Instructions for the task:
Every record below should be repeated exactly. Omit the pictures.

Data records for software interfaces:
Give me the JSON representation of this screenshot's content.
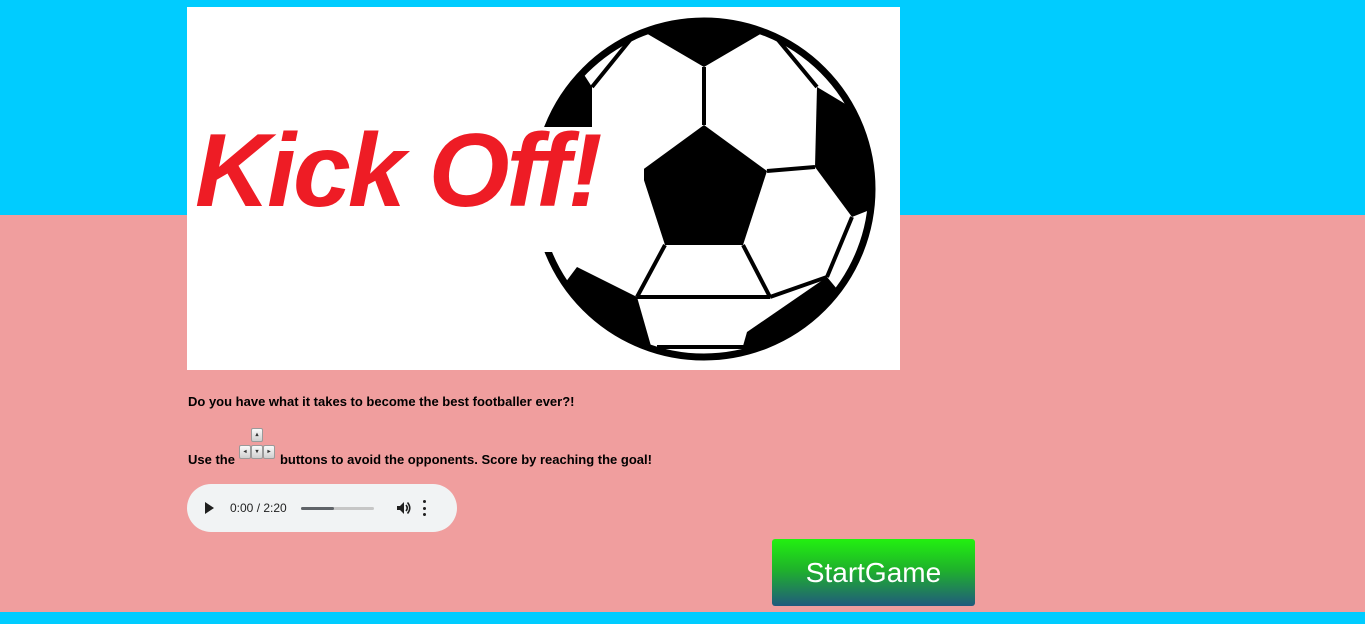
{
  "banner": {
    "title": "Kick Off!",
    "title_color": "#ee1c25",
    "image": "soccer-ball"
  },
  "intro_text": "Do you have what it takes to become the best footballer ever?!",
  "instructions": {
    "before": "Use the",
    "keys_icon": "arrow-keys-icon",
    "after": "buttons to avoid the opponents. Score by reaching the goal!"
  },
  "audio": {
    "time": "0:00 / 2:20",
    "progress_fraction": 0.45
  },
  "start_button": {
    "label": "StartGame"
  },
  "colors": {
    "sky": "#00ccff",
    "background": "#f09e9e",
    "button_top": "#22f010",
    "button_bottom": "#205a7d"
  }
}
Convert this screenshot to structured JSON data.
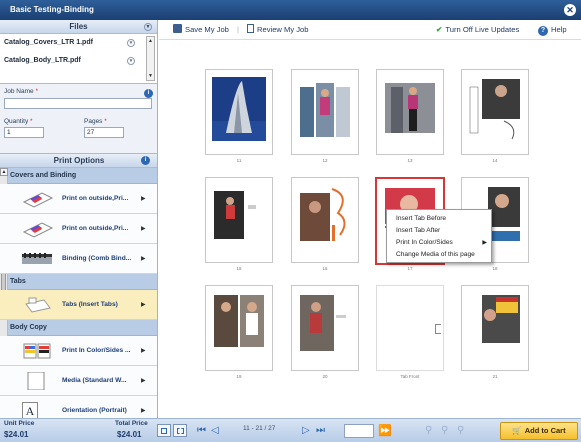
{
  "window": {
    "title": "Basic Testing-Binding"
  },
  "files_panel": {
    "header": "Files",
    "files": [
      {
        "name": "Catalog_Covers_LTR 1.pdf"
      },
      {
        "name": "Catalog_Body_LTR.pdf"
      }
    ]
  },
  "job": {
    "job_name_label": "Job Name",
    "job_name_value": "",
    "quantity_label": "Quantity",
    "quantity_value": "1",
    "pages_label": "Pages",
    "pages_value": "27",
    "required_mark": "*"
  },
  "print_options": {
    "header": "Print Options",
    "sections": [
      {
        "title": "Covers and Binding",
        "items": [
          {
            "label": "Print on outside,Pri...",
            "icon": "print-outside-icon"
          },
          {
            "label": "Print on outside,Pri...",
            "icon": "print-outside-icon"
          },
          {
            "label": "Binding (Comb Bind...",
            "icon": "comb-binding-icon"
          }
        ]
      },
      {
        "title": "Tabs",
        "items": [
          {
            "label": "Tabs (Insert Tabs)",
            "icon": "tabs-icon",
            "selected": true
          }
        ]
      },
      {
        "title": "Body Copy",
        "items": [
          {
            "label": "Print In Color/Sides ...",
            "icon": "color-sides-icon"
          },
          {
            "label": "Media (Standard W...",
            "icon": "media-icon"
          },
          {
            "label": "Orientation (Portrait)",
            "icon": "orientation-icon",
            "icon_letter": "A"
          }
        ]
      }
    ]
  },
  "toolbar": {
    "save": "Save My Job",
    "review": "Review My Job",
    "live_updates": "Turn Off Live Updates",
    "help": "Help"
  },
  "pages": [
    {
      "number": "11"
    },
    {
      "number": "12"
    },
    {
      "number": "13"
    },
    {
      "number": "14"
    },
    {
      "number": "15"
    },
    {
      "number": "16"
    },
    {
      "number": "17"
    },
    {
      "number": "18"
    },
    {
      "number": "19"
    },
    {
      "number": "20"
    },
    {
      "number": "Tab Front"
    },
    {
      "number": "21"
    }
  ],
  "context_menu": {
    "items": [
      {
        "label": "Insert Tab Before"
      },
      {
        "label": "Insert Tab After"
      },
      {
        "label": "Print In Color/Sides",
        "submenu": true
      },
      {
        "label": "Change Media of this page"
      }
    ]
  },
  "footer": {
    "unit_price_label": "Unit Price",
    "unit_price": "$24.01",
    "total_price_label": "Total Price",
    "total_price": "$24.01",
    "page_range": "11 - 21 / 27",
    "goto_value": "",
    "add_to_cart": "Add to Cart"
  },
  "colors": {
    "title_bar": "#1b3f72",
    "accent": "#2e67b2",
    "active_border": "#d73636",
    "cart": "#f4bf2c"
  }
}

Result:
Give me the JSON representation of this screenshot's content.
{
  "banner": {
    "title": "Kick Off!",
    "title_color": "#ee1c25",
    "image": "soccer-ball"
  },
  "intro_text": "Do you have what it takes to become the best footballer ever?!",
  "instructions": {
    "before": "Use the",
    "keys_icon": "arrow-keys-icon",
    "after": "buttons to avoid the opponents. Score by reaching the goal!"
  },
  "audio": {
    "time": "0:00 / 2:20",
    "progress_fraction": 0.45
  },
  "start_button": {
    "label": "StartGame"
  },
  "colors": {
    "sky": "#00ccff",
    "background": "#f09e9e",
    "button_top": "#22f010",
    "button_bottom": "#205a7d"
  }
}
Convert this screenshot to structured JSON data.
{
  "window": {
    "title": "Basic Testing-Binding"
  },
  "files_panel": {
    "header": "Files",
    "files": [
      {
        "name": "Catalog_Covers_LTR 1.pdf"
      },
      {
        "name": "Catalog_Body_LTR.pdf"
      }
    ]
  },
  "job": {
    "job_name_label": "Job Name",
    "job_name_value": "",
    "quantity_label": "Quantity",
    "quantity_value": "1",
    "pages_label": "Pages",
    "pages_value": "27",
    "required_mark": "*"
  },
  "print_options": {
    "header": "Print Options",
    "sections": [
      {
        "title": "Covers and Binding",
        "items": [
          {
            "label": "Print on outside,Pri...",
            "icon": "print-outside-icon"
          },
          {
            "label": "Print on outside,Pri...",
            "icon": "print-outside-icon"
          },
          {
            "label": "Binding (Comb Bind...",
            "icon": "comb-binding-icon"
          }
        ]
      },
      {
        "title": "Tabs",
        "items": [
          {
            "label": "Tabs (Insert Tabs)",
            "icon": "tabs-icon",
            "selected": true
          }
        ]
      },
      {
        "title": "Body Copy",
        "items": [
          {
            "label": "Print In Color/Sides ...",
            "icon": "color-sides-icon"
          },
          {
            "label": "Media (Standard W...",
            "icon": "media-icon"
          },
          {
            "label": "Orientation (Portrait)",
            "icon": "orientation-icon",
            "icon_letter": "A"
          }
        ]
      }
    ]
  },
  "toolbar": {
    "save": "Save My Job",
    "review": "Review My Job",
    "live_updates": "Turn Off Live Updates",
    "help": "Help"
  },
  "pages": [
    {
      "number": "11"
    },
    {
      "number": "12"
    },
    {
      "number": "13"
    },
    {
      "number": "14"
    },
    {
      "number": "15"
    },
    {
      "number": "16"
    },
    {
      "number": "17"
    },
    {
      "number": "18"
    },
    {
      "number": "19"
    },
    {
      "number": "20"
    },
    {
      "number": "Tab Front"
    },
    {
      "number": "21"
    }
  ],
  "context_menu": {
    "items": [
      {
        "label": "Insert Tab Before"
      },
      {
        "label": "Insert Tab After"
      },
      {
        "label": "Print In Color/Sides",
        "submenu": true
      },
      {
        "label": "Change Media of this page"
      }
    ]
  },
  "footer": {
    "unit_price_label": "Unit Price",
    "unit_price": "$24.01",
    "total_price_label": "Total Price",
    "total_price": "$24.01",
    "page_range": "11 - 21 / 27",
    "goto_value": "",
    "add_to_cart": "Add to Cart"
  },
  "colors": {
    "title_bar": "#1b3f72",
    "accent": "#2e67b2",
    "active_border": "#d73636",
    "cart": "#f4bf2c"
  }
}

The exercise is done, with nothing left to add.